───── Material for this exercise

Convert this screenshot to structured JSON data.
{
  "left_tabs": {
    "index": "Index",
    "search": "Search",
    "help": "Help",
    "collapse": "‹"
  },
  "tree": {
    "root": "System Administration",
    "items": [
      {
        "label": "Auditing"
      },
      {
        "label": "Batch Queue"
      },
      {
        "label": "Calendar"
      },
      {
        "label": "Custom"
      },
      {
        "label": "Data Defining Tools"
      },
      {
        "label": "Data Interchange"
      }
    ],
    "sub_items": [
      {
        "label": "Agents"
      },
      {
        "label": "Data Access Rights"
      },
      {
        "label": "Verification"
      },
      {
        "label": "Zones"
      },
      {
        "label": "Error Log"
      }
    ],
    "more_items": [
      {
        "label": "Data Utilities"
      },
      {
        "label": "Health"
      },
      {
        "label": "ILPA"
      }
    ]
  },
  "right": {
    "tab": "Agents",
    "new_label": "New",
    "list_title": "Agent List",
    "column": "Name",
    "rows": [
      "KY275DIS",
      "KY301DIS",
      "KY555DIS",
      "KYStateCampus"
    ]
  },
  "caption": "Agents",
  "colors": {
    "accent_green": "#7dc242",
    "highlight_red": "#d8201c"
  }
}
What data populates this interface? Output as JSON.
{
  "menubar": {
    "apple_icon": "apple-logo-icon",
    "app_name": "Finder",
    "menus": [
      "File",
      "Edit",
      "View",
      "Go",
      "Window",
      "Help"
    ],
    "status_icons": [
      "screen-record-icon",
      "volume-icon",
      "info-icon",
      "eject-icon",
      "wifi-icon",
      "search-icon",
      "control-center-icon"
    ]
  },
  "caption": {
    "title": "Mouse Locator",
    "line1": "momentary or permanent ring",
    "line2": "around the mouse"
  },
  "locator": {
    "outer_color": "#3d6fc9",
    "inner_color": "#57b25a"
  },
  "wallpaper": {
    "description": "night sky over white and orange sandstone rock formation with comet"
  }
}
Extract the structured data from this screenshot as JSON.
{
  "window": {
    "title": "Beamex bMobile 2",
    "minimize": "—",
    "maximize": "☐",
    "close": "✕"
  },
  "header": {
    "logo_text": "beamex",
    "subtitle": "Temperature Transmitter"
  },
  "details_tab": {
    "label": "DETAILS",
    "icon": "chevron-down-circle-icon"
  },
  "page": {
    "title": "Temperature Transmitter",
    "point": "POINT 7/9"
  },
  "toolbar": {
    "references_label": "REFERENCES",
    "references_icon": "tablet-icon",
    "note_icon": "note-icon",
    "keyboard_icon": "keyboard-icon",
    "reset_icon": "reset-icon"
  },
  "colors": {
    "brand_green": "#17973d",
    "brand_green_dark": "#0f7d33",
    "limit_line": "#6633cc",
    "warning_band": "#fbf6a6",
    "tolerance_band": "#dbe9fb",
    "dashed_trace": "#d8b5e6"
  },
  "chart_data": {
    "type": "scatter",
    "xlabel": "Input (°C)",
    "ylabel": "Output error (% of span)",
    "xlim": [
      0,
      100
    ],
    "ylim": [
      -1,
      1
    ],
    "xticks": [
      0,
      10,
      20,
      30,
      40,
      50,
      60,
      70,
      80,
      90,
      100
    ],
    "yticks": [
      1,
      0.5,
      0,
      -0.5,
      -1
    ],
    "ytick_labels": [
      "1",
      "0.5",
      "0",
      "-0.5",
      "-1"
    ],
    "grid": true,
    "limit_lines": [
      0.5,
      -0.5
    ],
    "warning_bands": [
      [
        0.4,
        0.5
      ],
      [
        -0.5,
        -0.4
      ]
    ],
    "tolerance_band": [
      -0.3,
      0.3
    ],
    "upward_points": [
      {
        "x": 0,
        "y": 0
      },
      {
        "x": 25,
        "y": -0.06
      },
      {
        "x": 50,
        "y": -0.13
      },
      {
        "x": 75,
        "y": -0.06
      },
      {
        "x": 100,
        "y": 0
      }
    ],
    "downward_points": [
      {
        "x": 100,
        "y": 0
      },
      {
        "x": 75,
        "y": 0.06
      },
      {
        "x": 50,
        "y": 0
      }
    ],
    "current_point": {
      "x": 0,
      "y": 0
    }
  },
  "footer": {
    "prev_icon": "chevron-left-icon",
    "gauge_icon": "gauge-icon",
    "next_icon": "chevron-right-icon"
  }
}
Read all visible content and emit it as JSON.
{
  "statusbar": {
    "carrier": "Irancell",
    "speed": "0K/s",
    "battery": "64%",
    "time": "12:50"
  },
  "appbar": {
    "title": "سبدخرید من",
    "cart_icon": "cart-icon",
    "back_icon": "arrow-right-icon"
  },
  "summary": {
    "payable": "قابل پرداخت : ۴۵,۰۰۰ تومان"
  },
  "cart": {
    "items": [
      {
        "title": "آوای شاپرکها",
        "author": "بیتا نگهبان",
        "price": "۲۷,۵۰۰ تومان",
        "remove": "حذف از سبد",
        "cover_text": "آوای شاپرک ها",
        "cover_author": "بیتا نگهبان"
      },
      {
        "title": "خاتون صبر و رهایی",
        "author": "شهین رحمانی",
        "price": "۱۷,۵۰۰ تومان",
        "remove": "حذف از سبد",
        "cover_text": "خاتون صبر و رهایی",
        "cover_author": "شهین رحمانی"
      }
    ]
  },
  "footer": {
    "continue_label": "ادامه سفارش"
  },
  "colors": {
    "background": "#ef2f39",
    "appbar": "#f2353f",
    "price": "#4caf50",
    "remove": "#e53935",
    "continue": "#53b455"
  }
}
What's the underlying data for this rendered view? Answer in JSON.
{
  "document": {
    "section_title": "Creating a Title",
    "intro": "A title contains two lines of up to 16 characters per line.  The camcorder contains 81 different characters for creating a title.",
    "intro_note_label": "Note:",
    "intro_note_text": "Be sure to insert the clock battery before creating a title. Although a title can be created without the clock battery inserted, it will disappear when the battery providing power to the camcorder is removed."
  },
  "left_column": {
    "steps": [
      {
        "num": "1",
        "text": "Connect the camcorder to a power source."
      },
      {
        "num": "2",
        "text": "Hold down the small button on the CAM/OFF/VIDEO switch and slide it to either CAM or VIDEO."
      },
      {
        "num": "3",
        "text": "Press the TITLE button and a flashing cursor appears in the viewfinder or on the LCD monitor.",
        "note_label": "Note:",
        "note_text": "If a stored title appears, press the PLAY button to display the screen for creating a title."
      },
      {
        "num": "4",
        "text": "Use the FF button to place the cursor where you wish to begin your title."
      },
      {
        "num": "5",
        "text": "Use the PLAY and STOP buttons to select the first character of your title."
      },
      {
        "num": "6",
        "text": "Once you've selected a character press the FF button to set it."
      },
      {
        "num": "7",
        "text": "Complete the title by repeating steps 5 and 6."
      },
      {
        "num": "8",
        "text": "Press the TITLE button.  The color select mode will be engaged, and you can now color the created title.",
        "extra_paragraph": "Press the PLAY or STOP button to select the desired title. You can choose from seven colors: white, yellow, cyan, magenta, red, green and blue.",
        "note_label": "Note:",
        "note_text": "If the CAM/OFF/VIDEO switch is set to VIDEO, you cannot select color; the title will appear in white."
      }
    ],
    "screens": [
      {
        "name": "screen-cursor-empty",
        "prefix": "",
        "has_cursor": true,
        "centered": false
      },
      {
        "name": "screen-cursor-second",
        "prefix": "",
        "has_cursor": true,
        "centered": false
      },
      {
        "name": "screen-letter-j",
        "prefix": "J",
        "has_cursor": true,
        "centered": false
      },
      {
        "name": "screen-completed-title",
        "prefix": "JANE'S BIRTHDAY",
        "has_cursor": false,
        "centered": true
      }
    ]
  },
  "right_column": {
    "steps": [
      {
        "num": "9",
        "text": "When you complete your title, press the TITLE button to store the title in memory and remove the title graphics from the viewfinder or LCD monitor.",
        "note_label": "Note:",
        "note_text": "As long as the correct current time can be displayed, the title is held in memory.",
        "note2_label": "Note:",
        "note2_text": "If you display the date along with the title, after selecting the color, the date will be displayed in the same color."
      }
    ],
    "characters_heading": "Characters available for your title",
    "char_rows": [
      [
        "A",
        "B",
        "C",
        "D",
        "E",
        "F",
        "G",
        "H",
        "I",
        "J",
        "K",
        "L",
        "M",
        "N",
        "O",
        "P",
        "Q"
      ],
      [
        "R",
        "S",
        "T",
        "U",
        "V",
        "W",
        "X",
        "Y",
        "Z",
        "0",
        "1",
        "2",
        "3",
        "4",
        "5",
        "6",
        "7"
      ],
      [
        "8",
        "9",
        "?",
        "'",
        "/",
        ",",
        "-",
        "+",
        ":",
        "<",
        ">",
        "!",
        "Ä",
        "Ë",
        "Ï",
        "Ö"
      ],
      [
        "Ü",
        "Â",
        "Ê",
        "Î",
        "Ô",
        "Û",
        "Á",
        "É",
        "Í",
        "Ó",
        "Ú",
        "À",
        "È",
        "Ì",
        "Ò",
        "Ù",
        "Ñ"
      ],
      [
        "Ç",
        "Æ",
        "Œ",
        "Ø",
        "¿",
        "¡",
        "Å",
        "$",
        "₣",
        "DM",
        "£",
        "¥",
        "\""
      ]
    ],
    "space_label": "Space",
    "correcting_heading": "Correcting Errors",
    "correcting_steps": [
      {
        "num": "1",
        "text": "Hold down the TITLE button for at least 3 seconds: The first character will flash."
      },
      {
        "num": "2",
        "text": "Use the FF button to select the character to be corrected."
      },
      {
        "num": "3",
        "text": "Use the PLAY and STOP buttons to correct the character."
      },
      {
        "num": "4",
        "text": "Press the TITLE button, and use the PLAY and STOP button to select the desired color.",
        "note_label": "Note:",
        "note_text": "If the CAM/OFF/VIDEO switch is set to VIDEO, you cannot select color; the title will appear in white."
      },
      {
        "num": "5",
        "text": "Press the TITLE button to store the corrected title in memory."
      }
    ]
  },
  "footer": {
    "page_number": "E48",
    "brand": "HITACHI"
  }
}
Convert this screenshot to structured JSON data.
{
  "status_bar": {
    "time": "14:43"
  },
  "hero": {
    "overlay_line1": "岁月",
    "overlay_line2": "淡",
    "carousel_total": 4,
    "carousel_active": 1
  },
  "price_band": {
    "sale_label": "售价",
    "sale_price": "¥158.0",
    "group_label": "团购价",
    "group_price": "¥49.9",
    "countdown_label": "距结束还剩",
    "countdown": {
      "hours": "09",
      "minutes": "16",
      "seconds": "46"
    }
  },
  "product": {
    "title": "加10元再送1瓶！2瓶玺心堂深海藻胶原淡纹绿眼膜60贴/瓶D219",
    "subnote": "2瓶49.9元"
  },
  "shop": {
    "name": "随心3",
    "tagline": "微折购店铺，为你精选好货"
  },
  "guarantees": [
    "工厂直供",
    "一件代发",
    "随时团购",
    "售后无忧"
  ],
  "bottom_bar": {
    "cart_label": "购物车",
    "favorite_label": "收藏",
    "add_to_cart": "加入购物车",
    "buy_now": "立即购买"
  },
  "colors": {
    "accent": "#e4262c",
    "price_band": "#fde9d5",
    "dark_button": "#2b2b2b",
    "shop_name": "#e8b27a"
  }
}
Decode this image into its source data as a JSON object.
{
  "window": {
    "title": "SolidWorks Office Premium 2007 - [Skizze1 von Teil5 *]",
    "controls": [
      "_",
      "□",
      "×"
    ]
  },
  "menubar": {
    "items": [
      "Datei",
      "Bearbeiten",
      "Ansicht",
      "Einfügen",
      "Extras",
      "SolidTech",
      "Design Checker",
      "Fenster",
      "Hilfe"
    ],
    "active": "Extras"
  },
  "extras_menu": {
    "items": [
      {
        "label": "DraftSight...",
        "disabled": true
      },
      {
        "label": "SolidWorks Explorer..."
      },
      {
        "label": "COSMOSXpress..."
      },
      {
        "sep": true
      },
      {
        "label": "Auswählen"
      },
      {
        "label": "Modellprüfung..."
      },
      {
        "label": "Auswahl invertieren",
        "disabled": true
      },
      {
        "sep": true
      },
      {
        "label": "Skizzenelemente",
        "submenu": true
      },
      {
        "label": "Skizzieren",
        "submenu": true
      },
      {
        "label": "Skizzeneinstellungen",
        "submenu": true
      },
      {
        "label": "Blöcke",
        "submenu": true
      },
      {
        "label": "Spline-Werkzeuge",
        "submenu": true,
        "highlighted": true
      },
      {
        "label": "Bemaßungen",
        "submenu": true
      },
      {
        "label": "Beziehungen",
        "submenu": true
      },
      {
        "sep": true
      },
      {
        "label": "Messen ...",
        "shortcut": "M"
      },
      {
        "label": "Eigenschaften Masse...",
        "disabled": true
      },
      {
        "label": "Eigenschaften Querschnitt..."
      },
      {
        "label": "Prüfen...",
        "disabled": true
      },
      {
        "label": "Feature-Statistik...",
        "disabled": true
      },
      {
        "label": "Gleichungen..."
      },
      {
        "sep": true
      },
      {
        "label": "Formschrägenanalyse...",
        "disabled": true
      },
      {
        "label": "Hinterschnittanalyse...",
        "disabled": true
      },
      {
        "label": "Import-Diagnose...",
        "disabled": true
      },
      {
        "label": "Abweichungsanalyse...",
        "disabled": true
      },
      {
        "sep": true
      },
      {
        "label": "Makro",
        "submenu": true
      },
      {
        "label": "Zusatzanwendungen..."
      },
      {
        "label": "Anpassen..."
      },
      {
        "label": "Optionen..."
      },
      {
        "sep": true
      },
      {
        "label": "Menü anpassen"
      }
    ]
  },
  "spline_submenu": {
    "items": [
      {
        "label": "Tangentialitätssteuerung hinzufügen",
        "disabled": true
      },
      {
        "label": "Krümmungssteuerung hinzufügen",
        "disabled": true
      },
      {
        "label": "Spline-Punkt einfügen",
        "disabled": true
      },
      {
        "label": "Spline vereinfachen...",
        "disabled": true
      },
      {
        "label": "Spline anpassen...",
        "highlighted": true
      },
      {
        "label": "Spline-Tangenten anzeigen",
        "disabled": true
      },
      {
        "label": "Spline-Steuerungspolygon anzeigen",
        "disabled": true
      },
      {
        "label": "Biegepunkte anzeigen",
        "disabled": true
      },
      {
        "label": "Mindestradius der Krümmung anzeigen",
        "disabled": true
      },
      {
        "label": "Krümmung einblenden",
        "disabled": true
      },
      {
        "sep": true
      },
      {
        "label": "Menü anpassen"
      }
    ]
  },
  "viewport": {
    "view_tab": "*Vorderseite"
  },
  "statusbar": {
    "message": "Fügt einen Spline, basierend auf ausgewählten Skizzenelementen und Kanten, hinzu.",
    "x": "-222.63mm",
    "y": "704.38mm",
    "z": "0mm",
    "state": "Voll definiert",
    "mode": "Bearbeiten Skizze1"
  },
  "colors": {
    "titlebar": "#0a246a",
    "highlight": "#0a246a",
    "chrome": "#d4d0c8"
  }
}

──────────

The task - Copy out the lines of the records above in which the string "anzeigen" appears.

Task solution -
        "label": "Spline-Tangenten anzeigen",
        "label": "Spline-Steuerungspolygon anzeigen",
        "label": "Biegepunkte anzeigen",
        "label": "Mindestradius der Krümmung anzeigen",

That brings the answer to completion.